The Royal Mint released a statement on March 19 stating they have “developed world-leading anti-counterfeiting technology which will enable Her Majesty’s Treasury to modernise the United Kingdom’s circulating currency with the production of a brand new £1 coin.

OnePound

As shown in the image above, the coin will feature a unique 12 sided shape, reminiscent of the UK’s own pre-decimal threepence coin and Australia’s 50 cent coin. The coin will be struck from two different coloured metals and contain an iSIS security feature, developed specifically by the Royal Mint themselves.

A public design competition will get underway at a later date to determine the design for the face of the coin, expected to be released into circulation in 2017. The obverse will feature the traditional Queen’s head motif with name and year of issue.

With a clean slate being offered on the reverse design we ask you, what would you like to see emblazoned on the new £1 release?

Mule Madness!

The following was penned by Downies employee Jimmy…

If you read my previous blog post – on the incuse Millennium 50c I found in my change – you would be aware that I have only worked at Downies for a short period of time. Before this, I had only a slight interest in coins, but not much more than occasionally noticing an interesting one in my change, and setting it aside.

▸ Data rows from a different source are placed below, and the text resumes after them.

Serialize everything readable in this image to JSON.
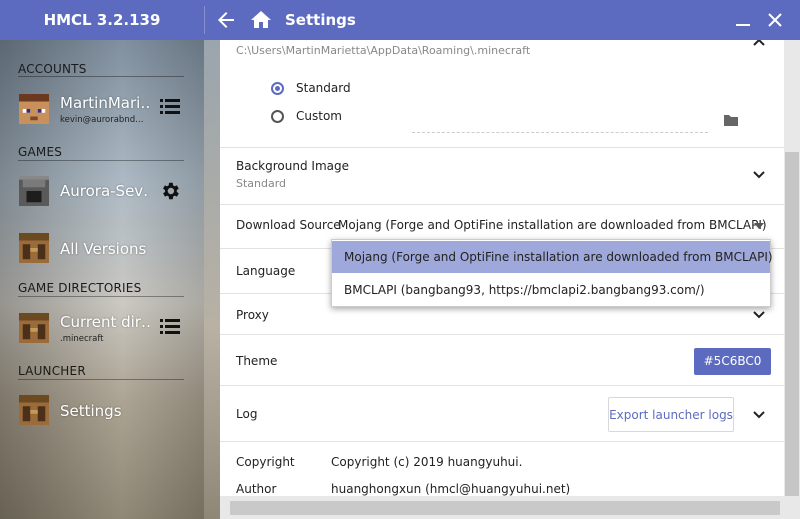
{
  "app": {
    "title": "HMCL 3.2.139",
    "accent": "#5C6BC0"
  },
  "header": {
    "page_title": "Settings"
  },
  "sidebar": {
    "accounts_header": "ACCOUNTS",
    "account": {
      "name": "MartinMari…",
      "email": "kevin@aurorabnd…"
    },
    "games_header": "GAMES",
    "game": {
      "name": "Aurora-Sev…"
    },
    "all_versions": "All Versions",
    "game_dirs_header": "GAME DIRECTORIES",
    "game_dir": {
      "name": "Current dir…",
      "sub": ".minecraft"
    },
    "launcher_header": "LAUNCHER",
    "settings": "Settings"
  },
  "settings": {
    "game_dir_path": "C:\\Users\\MartinMarietta\\AppData\\Roaming\\.minecraft",
    "radio_standard": "Standard",
    "radio_custom": "Custom",
    "background_label": "Background Image",
    "background_value": "Standard",
    "download_label": "Download Source",
    "download_value": "Mojang (Forge and OptiFine installation are downloaded from BMCLAPI)",
    "language_label": "Language",
    "proxy_label": "Proxy",
    "theme_label": "Theme",
    "theme_value": "#5C6BC0",
    "log_label": "Log",
    "export_logs": "Export launcher logs",
    "copyright_label": "Copyright",
    "copyright_value": "Copyright (c) 2019 huangyuhui.",
    "author_label": "Author",
    "author_value": "huanghongxun (hmcl@huangyuhui.net)"
  },
  "dropdown": {
    "options": [
      "Mojang (Forge and OptiFine installation are downloaded from BMCLAPI)",
      "BMCLAPI (bangbang93, https://bmclapi2.bangbang93.com/)"
    ]
  }
}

$1 Mule Obverse

I never really bothered looking up information, such as mintage figures, or design details. However, as I mentioned in my last blog, I started flipping through the pages of my Maccas guide just after I started working here, and discovered that there was a lot more to our everyday money than a few random coins with different designs.

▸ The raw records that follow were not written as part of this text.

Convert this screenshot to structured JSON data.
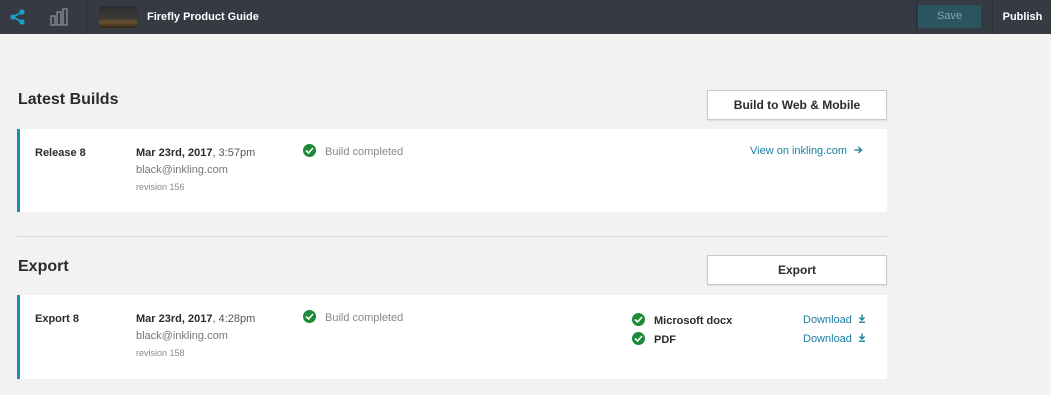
{
  "topbar": {
    "doc_title": "Firefly Product Guide",
    "save_label": "Save",
    "publish_label": "Publish",
    "icons": [
      "share-icon",
      "bar-chart-icon"
    ]
  },
  "builds": {
    "title": "Latest Builds",
    "action_label": "Build to Web & Mobile",
    "item": {
      "name": "Release 8",
      "date_bold": "Mar 23rd, 2017",
      "time": ", 3:57pm",
      "email": "black@inkling.com",
      "revision": "revision 156",
      "status": "Build completed",
      "link": "View on inkling.com"
    }
  },
  "export": {
    "title": "Export",
    "action_label": "Export",
    "item": {
      "name": "Export 8",
      "date_bold": "Mar 23rd, 2017",
      "time": ", 4:28pm",
      "email": "black@inkling.com",
      "revision": "revision 158",
      "status": "Build completed",
      "formats": [
        {
          "name": "Microsoft docx",
          "link": "Download"
        },
        {
          "name": "PDF",
          "link": "Download"
        }
      ]
    }
  },
  "colors": {
    "accent": "#1a8fae",
    "link": "#1a7fa0",
    "success": "#1d8a3a",
    "topbar": "#363a43"
  }
}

One of the more appealing circulating coins I mentioned in my previous blog is the 2000 $1/10c Mule. What exactly is this coin, I hear you ask? Well, for those that don’t know, a ‘mule’ is a coin struck with obverse and reverse dies that were not meant to be paired together. In this case, the coin was created using the reverse die of a 2000 $1 coin and the obverse die of a 2000 10c piece. This results in a double ring on the obverse side, as seen in the picture below.

2000 One Dollar/Ten Cent Mule Error Extremely FineNow, unfortunately, I didn’t find this coin in my change. This is one of two examples we have in stock here at Downies. The chances of finding one in change are remote indeed. Maccas listed the mintage at 400 until 2010, when it was changed to “unknown”. Many people have attempted to estimate the mintage, with figures ranging from 400 to 6,000 thrown about, but it seems unlikely that we will ever be sure about the actual number struck. There is no doubt, however, that this coin is extremely rare!

In my opinion, one of the more appealing things about this coin is the fact that it is a circulating coin. This means that, somewhere around Australia, right now, there’s someone with a 2000 $1/10c Mule in their pocket, unaware of its value. These rare coins will continue to circulate, and it therefore remains a possibility that you or I will discover one in our change one day. It is this tantalising prospect that keeps me checking my change every day!

Are any of our readers on the lookout for this particular coin? Or better yet, has anyone been lucky enough to find one in their change?

The verdict is in… 2011 Series of the Year

Undeniably a captivating series, the Gothic Cathedrals collection has been awarded second prize in the Fifth International Commemorative Coins Contest – the 2011 Coin Constellation.

Held September 28 2011 in the Marble palace of St Petersburg, Russia, more than 200 coins from 25 countries lined up to be judged on concept, artistic solution, original technology, design and series development.

Niue 2010 $1 Gothic Cathedrals – Cologne Cathedral Silver Proof

Renowned for its unique oval shape and the spectacular obverse and reverse designs, the Niue $1 Gothic Cathedrals Cologne Cathedral Silver Proof truly lives up to its winning title. Combining state-of-the-art minting capabilities with the innovative inclusion of a genuine stained glass window – this captivating issue recreates the beauty of one of the world’s favourite landmarks.

With what’s left of the 5,000 coin mintage sure to be snapped up by eager collectors and investors alike, head on over to Downies.com to secure 2011’s Series of the Year!